I doubt Eichengreen has ever visited a manufacturing facility or talked to a manufacturing worker. If he had, he would have seen that in the United States, most manufacturing facilities are clean, streamlined, IT-driven facilities using advanced technologies and employing moderately and highly skilled workers to turn out advanced products. These range from jet aircraft, computers, advanced instruments and vehicles to sophisticated chemicals and biotechnology compounds.
He goes on to suggest, “If you ask which U.S. plants have shut down as a result of Chinese competition, the answer is low-productivity plants with lots of production workers. An exchange rate for the U.S. dollar that is, say, 30% lower is not going to be of much help to an unskilled or semiskilled worker in the United States competing head-to-head with Chinese labor, especially when labor productivity in China is growing by 6% per annum.” And his evidence for this is what? He offers none, other than his faith in the neoclassical economics ideology.
A few years ago, I was in New York meeting with a colleague who at the time was CEO of a manufacturing conglomerate. I asked him how he was doing, and he said he was “depressed” because he had just shut down a U.S. factory that employed 300 people and moved the work to China.
Being a patriotic American and genuinely good person, he was not happy about that. I asked him what the cost differential was between the U.S. and China factories, and he said about 30%. I then asked him if he would have moved the factory if the Chinese currency appreciated 30% vis-à-vis the dollar.
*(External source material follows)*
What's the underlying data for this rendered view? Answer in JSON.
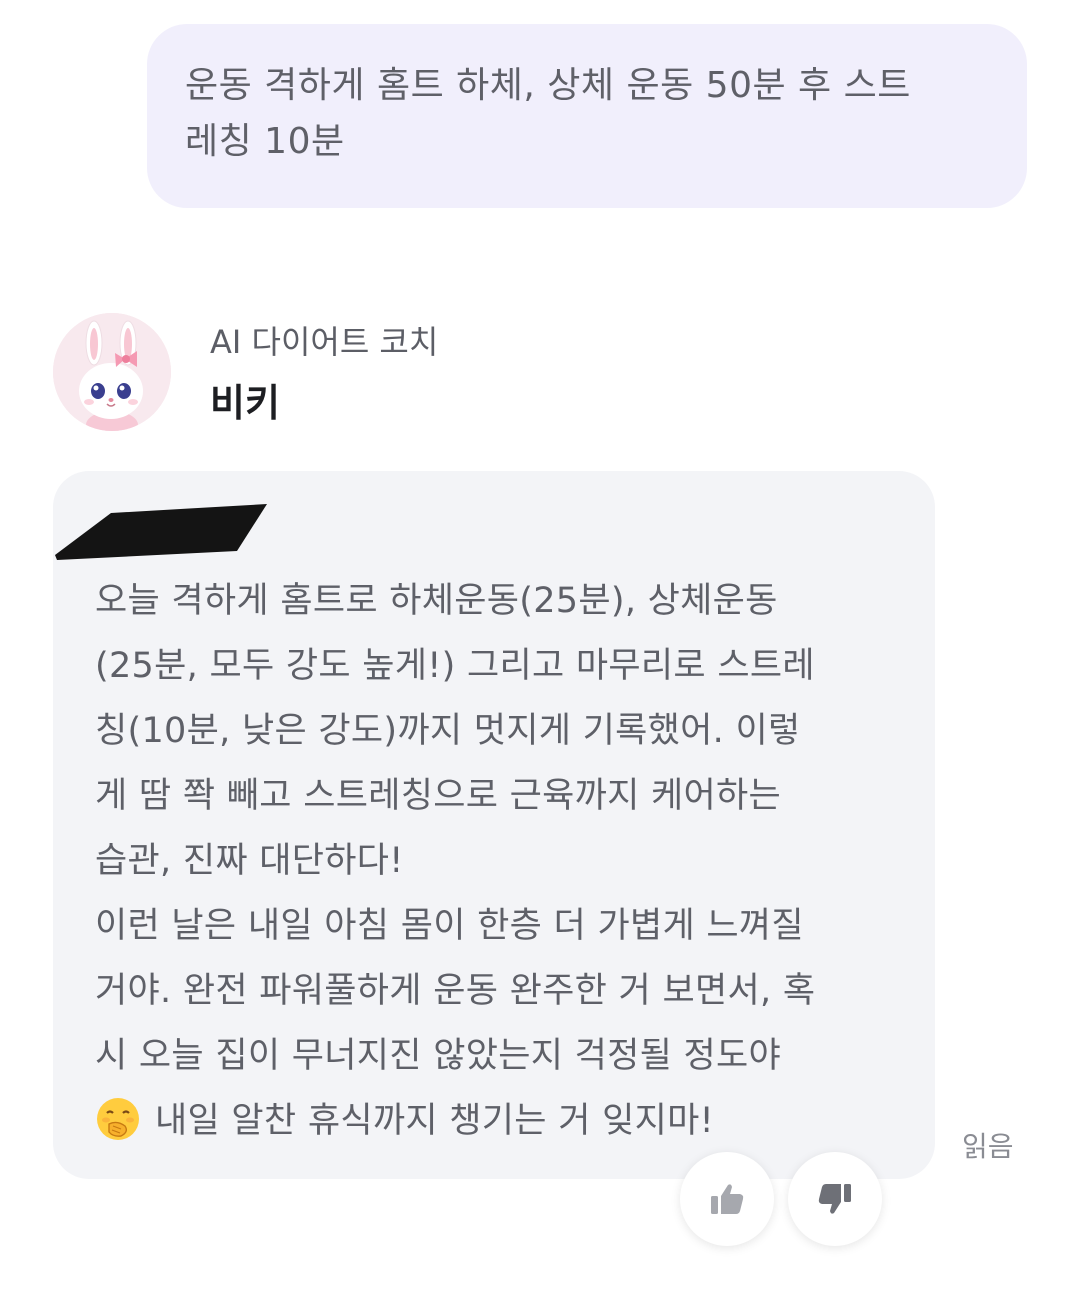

He looked at me and said, “We’d absolutely keep the factory in the United States.”
This is exactly what most people who have actually been inside a factory say. One of them is Dan Luria, one of the foremost experts in U.S. manufacturing and research director of the Michigan Manufacturing Technology Center. Dan manages a database of thousands of U.S. manufacturing establishments that tracks everything from material costs to scrap rates to productivity.
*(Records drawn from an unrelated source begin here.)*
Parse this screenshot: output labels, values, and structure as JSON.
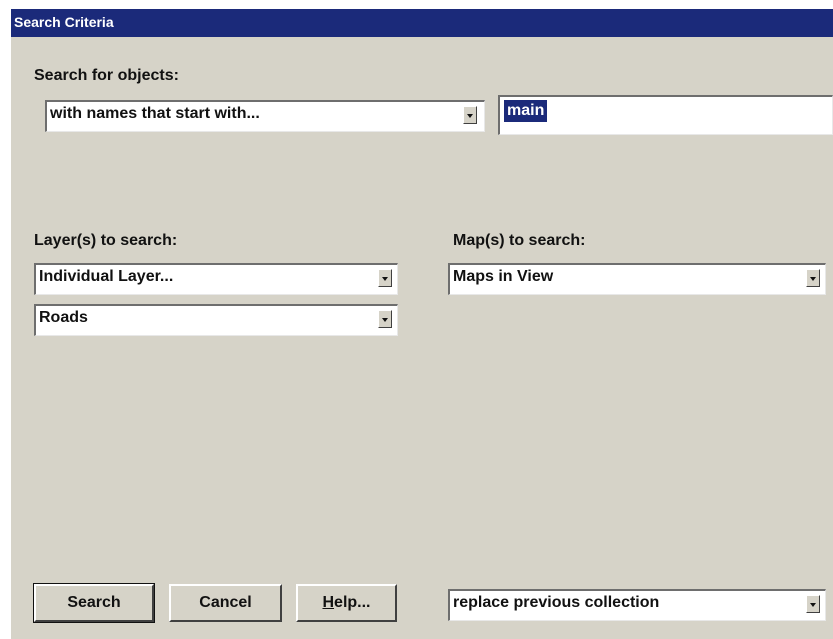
{
  "window": {
    "title": "Search Criteria"
  },
  "search_for": {
    "label": "Search for objects:",
    "mode_value": "with names that start with...",
    "query_value": "main"
  },
  "layers": {
    "label": "Layer(s) to search:",
    "scope_value": "Individual Layer...",
    "layer_value": "Roads"
  },
  "maps": {
    "label": "Map(s) to search:",
    "scope_value": "Maps in View"
  },
  "buttons": {
    "search": "Search",
    "cancel": "Cancel",
    "help_accel": "H",
    "help_rest": "elp..."
  },
  "collection": {
    "value": "replace previous collection"
  },
  "colors": {
    "titlebar": "#1b2a7a",
    "dialog_bg": "#d6d3c8",
    "selection": "#1b2a7a"
  }
}
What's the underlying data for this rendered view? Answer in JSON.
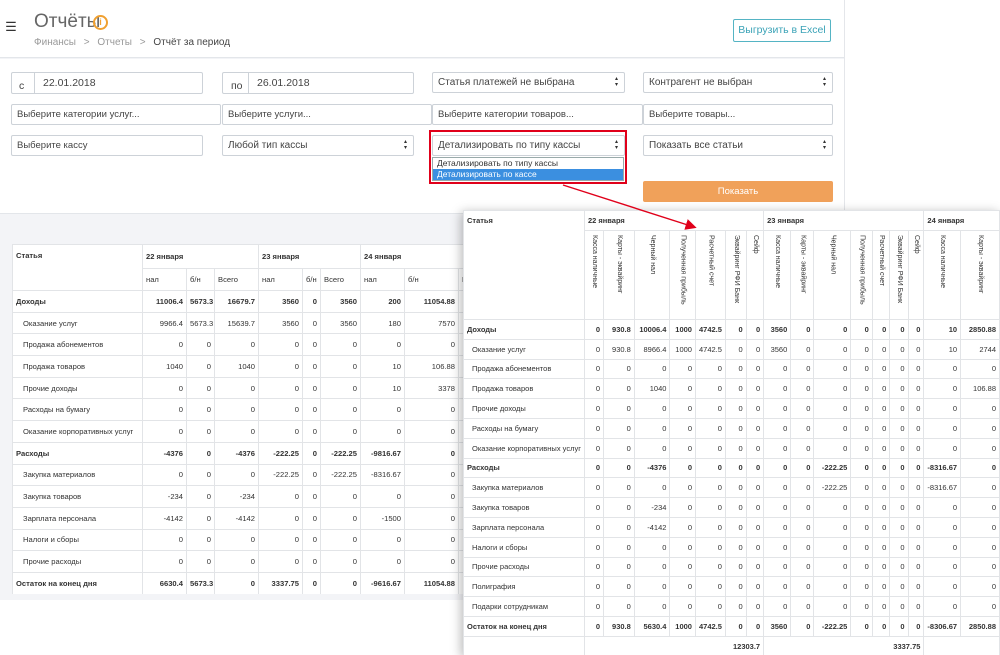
{
  "header": {
    "title": "Отчёты",
    "info_icon": "i",
    "breadcrumb": [
      "Финансы",
      ">",
      "Отчеты",
      ">",
      "Отчёт за период"
    ],
    "export_label": "Выгрузить в Excel"
  },
  "filters": {
    "from_label": "с",
    "from_value": "22.01.2018",
    "to_label": "по",
    "to_value": "26.01.2018",
    "payment_item": "Статья платежей не выбрана",
    "counterparty": "Контрагент не выбран",
    "service_categories_placeholder": "Выберите категории услуг...",
    "services_placeholder": "Выберите услуги...",
    "product_categories_placeholder": "Выберите категории товаров...",
    "products_placeholder": "Выберите товары...",
    "cashbox_placeholder": "Выберите кассу",
    "cashbox_type": "Любой тип кассы",
    "detail_mode": "Детализировать по типу кассы",
    "detail_options": [
      "Детализировать по типу кассы",
      "Детализировать по кассе"
    ],
    "show_items": "Показать все статьи",
    "show_button": "Показать"
  },
  "report_by_type": {
    "item_header": "Статья",
    "dates": [
      "22 января",
      "23 января",
      "24 января"
    ],
    "subcols": [
      "нал",
      "б/н",
      "Всего"
    ],
    "rows": [
      {
        "name": "Доходы",
        "bold": true,
        "values": [
          "11006.4",
          "5673.3",
          "16679.7",
          "3560",
          "0",
          "3560",
          "200",
          "11054.88",
          "11"
        ]
      },
      {
        "name": "Оказание услуг",
        "values": [
          "9966.4",
          "5673.3",
          "15639.7",
          "3560",
          "0",
          "3560",
          "180",
          "7570",
          ""
        ]
      },
      {
        "name": "Продажа абонементов",
        "values": [
          "0",
          "0",
          "0",
          "0",
          "0",
          "0",
          "0",
          "0",
          ""
        ]
      },
      {
        "name": "Продажа товаров",
        "values": [
          "1040",
          "0",
          "1040",
          "0",
          "0",
          "0",
          "10",
          "106.88",
          ""
        ]
      },
      {
        "name": "Прочие доходы",
        "values": [
          "0",
          "0",
          "0",
          "0",
          "0",
          "0",
          "10",
          "3378",
          ""
        ]
      },
      {
        "name": "Расходы на бумагу",
        "values": [
          "0",
          "0",
          "0",
          "0",
          "0",
          "0",
          "0",
          "0",
          ""
        ]
      },
      {
        "name": "Оказание корпоративных услуг",
        "values": [
          "0",
          "0",
          "0",
          "0",
          "0",
          "0",
          "0",
          "0",
          ""
        ]
      },
      {
        "name": "Расходы",
        "bold": true,
        "values": [
          "-4376",
          "0",
          "-4376",
          "-222.25",
          "0",
          "-222.25",
          "-9816.67",
          "0",
          "-9"
        ]
      },
      {
        "name": "Закупка материалов",
        "values": [
          "0",
          "0",
          "0",
          "-222.25",
          "0",
          "-222.25",
          "-8316.67",
          "0",
          ""
        ]
      },
      {
        "name": "Закупка товаров",
        "values": [
          "-234",
          "0",
          "-234",
          "0",
          "0",
          "0",
          "0",
          "0",
          ""
        ]
      },
      {
        "name": "Зарплата персонала",
        "values": [
          "-4142",
          "0",
          "-4142",
          "0",
          "0",
          "0",
          "-1500",
          "0",
          ""
        ]
      },
      {
        "name": "Налоги и сборы",
        "values": [
          "0",
          "0",
          "0",
          "0",
          "0",
          "0",
          "0",
          "0",
          ""
        ]
      },
      {
        "name": "Прочие расходы",
        "values": [
          "0",
          "0",
          "0",
          "0",
          "0",
          "0",
          "0",
          "0",
          ""
        ]
      },
      {
        "name": "Остаток на конец дня",
        "bold": true,
        "values": [
          "6630.4",
          "5673.3",
          "0",
          "3337.75",
          "0",
          "0",
          "-9616.67",
          "11054.88",
          ""
        ]
      }
    ],
    "totals": [
      "12303.7",
      "3337.75",
      "1"
    ]
  },
  "report_by_cashbox": {
    "item_header": "Статья",
    "dates": [
      "22 января",
      "23 января",
      "24 января"
    ],
    "cols_22": [
      "Касса наличные",
      "Карты - эквайринг",
      "Черный нал",
      "Полученная прибыль",
      "Расчетный счет",
      "Эквайринг РФИ Банк",
      "Сейф"
    ],
    "cols_23": [
      "Касса наличные",
      "Карты - эквайринг",
      "Черный нал",
      "Полученная прибыль",
      "Расчетный счет",
      "Эквайринг РФИ Банк",
      "Сейф"
    ],
    "cols_24": [
      "Касса наличные",
      "Карты - эквайринг"
    ],
    "rows": [
      {
        "name": "Доходы",
        "bold": true,
        "values": [
          "0",
          "930.8",
          "10006.4",
          "1000",
          "4742.5",
          "0",
          "0",
          "3560",
          "0",
          "0",
          "0",
          "0",
          "0",
          "0",
          "10",
          "2850.88"
        ]
      },
      {
        "name": "Оказание услуг",
        "values": [
          "0",
          "930.8",
          "8966.4",
          "1000",
          "4742.5",
          "0",
          "0",
          "3560",
          "0",
          "0",
          "0",
          "0",
          "0",
          "0",
          "10",
          "2744"
        ]
      },
      {
        "name": "Продажа абонементов",
        "values": [
          "0",
          "0",
          "0",
          "0",
          "0",
          "0",
          "0",
          "0",
          "0",
          "0",
          "0",
          "0",
          "0",
          "0",
          "0",
          "0"
        ]
      },
      {
        "name": "Продажа товаров",
        "values": [
          "0",
          "0",
          "1040",
          "0",
          "0",
          "0",
          "0",
          "0",
          "0",
          "0",
          "0",
          "0",
          "0",
          "0",
          "0",
          "106.88"
        ]
      },
      {
        "name": "Прочие доходы",
        "values": [
          "0",
          "0",
          "0",
          "0",
          "0",
          "0",
          "0",
          "0",
          "0",
          "0",
          "0",
          "0",
          "0",
          "0",
          "0",
          "0"
        ]
      },
      {
        "name": "Расходы на бумагу",
        "values": [
          "0",
          "0",
          "0",
          "0",
          "0",
          "0",
          "0",
          "0",
          "0",
          "0",
          "0",
          "0",
          "0",
          "0",
          "0",
          "0"
        ]
      },
      {
        "name": "Оказание корпоративных услуг",
        "values": [
          "0",
          "0",
          "0",
          "0",
          "0",
          "0",
          "0",
          "0",
          "0",
          "0",
          "0",
          "0",
          "0",
          "0",
          "0",
          "0"
        ]
      },
      {
        "name": "Расходы",
        "bold": true,
        "values": [
          "0",
          "0",
          "-4376",
          "0",
          "0",
          "0",
          "0",
          "0",
          "0",
          "-222.25",
          "0",
          "0",
          "0",
          "0",
          "-8316.67",
          "0"
        ]
      },
      {
        "name": "Закупка материалов",
        "values": [
          "0",
          "0",
          "0",
          "0",
          "0",
          "0",
          "0",
          "0",
          "0",
          "-222.25",
          "0",
          "0",
          "0",
          "0",
          "-8316.67",
          "0"
        ]
      },
      {
        "name": "Закупка товаров",
        "values": [
          "0",
          "0",
          "-234",
          "0",
          "0",
          "0",
          "0",
          "0",
          "0",
          "0",
          "0",
          "0",
          "0",
          "0",
          "0",
          "0"
        ]
      },
      {
        "name": "Зарплата персонала",
        "values": [
          "0",
          "0",
          "-4142",
          "0",
          "0",
          "0",
          "0",
          "0",
          "0",
          "0",
          "0",
          "0",
          "0",
          "0",
          "0",
          "0"
        ]
      },
      {
        "name": "Налоги и сборы",
        "values": [
          "0",
          "0",
          "0",
          "0",
          "0",
          "0",
          "0",
          "0",
          "0",
          "0",
          "0",
          "0",
          "0",
          "0",
          "0",
          "0"
        ]
      },
      {
        "name": "Прочие расходы",
        "values": [
          "0",
          "0",
          "0",
          "0",
          "0",
          "0",
          "0",
          "0",
          "0",
          "0",
          "0",
          "0",
          "0",
          "0",
          "0",
          "0"
        ]
      },
      {
        "name": "Полиграфия",
        "values": [
          "0",
          "0",
          "0",
          "0",
          "0",
          "0",
          "0",
          "0",
          "0",
          "0",
          "0",
          "0",
          "0",
          "0",
          "0",
          "0"
        ]
      },
      {
        "name": "Подарки сотрудникам",
        "values": [
          "0",
          "0",
          "0",
          "0",
          "0",
          "0",
          "0",
          "0",
          "0",
          "0",
          "0",
          "0",
          "0",
          "0",
          "0",
          "0"
        ]
      },
      {
        "name": "Остаток на конец дня",
        "bold": true,
        "values": [
          "0",
          "930.8",
          "5630.4",
          "1000",
          "4742.5",
          "0",
          "0",
          "3560",
          "0",
          "-222.25",
          "0",
          "0",
          "0",
          "0",
          "-8306.67",
          "2850.88"
        ]
      }
    ],
    "totals": [
      "12303.7",
      "3337.75"
    ]
  },
  "colors": {
    "accent": "#3ba3b7",
    "button": "#f0a15a",
    "highlight": "#e0001a",
    "selected_option": "#3b8fe0"
  }
}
In a study he conducted in the middle of the last decade, he found that reducing the value of the dollar in the early part of the last decade would have helped a large share of U.S. manufacturing facilities retain their price competitiveness and maintain operations and more jobs in the United States. And reducing the value of the dollar now would keep many additional factories from closing or losing market share — and even enable some manufacturing work to be “reshored” to America.
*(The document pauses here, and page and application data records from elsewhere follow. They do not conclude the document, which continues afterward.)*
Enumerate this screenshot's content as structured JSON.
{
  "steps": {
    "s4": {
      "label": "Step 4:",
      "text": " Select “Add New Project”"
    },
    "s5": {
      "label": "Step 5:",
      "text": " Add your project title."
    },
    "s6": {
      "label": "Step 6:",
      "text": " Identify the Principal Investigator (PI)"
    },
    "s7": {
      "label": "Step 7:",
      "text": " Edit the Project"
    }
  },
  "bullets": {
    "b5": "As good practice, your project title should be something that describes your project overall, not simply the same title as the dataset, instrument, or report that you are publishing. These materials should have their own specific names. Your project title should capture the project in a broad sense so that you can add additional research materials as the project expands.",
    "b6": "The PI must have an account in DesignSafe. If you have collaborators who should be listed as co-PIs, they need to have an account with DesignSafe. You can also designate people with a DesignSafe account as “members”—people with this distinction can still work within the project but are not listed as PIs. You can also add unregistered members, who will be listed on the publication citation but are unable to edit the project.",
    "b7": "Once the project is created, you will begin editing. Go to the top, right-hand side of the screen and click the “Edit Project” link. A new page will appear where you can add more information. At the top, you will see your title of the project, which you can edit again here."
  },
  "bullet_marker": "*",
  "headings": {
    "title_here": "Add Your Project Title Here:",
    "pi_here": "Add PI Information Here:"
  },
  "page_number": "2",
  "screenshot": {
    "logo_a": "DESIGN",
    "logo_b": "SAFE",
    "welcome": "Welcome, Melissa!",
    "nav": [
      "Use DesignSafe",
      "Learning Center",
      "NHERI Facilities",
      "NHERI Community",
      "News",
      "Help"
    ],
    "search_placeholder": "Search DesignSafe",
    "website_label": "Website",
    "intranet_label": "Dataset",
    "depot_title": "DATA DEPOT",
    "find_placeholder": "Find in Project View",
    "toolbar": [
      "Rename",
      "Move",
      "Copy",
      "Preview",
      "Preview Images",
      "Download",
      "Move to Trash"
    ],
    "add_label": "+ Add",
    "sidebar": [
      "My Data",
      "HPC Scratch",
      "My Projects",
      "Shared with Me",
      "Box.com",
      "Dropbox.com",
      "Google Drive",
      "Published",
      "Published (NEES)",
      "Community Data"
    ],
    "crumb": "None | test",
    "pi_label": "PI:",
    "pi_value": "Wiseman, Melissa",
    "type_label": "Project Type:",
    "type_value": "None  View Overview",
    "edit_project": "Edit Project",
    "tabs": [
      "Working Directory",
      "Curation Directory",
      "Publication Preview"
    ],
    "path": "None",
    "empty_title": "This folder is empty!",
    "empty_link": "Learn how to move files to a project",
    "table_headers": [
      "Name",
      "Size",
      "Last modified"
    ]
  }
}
To be clear, this is not to say that none of these jobs would have moved, or that addressing deliberate currency manipulation is the only thing we need to do. Sure, some low-skill commodity work would have moved and should have moved if natural, market forces dictated it.
But in the absence of mercantilist policies, including currency manipulation by many U.S. competitors, we would have expanded, not lost, higher skilled complex production to make up for it. And as ITIF and other signatories advocated in our Charter to Revitalize U.S. Manufacturing, we need to take domestic steps as well to shore up and retool manufacturing.
The livelihoods of millions of American workers and the future vitality of the American economy demand no less.
Editor’s Note: In early January 2012, the Information Technology and Innovation Foundation released its Charter to Revitalize U.S. Manufacturing, a set of principles and policy steps agreed upon by individuals from a diverse group of some 20 business and labor organizations, thinks tanks, academic institutions and non-profits.
Read Barry Eichengreen’s opening essay in this Globalist Debate: A Weaker Dollar Won’t Cure the U.S. Economy